◆ **WHAT NEEDS TO BE DONE**
Below are some records; return each one exactly as written.

Segment Start: GIVEN RECORDS

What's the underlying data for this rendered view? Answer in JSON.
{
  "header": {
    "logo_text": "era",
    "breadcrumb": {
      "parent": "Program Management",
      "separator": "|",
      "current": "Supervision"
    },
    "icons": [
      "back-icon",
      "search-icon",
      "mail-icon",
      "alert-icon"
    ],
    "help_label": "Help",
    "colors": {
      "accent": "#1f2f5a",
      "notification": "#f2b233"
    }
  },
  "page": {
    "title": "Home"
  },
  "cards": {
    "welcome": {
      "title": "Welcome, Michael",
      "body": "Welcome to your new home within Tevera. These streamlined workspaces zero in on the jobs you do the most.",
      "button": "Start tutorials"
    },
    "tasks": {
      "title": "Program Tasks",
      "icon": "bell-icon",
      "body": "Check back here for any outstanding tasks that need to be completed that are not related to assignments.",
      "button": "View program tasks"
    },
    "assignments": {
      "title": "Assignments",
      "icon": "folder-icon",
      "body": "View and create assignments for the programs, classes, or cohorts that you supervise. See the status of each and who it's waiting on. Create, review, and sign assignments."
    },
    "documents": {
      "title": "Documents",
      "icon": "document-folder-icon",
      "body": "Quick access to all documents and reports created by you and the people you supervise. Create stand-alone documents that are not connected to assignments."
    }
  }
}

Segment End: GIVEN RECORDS

◆ **RESULT**
What's the underlying data for this rendered view? Answer in JSON.
{
  "header": {
    "logo_text": "era",
    "breadcrumb": {
      "parent": "Program Management",
      "separator": "|",
      "current": "Supervision"
    },
    "icons": [
      "back-icon",
      "search-icon",
      "mail-icon",
      "alert-icon"
    ],
    "help_label": "Help",
    "colors": {
      "accent": "#1f2f5a",
      "notification": "#f2b233"
    }
  },
  "page": {
    "title": "Home"
  },
  "cards": {
    "welcome": {
      "title": "Welcome, Michael",
      "body": "Welcome to your new home within Tevera. These streamlined workspaces zero in on the jobs you do the most.",
      "button": "Start tutorials"
    },
    "tasks": {
      "title": "Program Tasks",
      "icon": "bell-icon",
      "body": "Check back here for any outstanding tasks that need to be completed that are not related to assignments.",
      "button": "View program tasks"
    },
    "assignments": {
      "title": "Assignments",
      "icon": "folder-icon",
      "body": "View and create assignments for the programs, classes, or cohorts that you supervise. See the status of each and who it's waiting on. Create, review, and sign assignments."
    },
    "documents": {
      "title": "Documents",
      "icon": "document-folder-icon",
      "body": "Quick access to all documents and reports created by you and the people you supervise. Create stand-alone documents that are not connected to assignments."
    }
  }
}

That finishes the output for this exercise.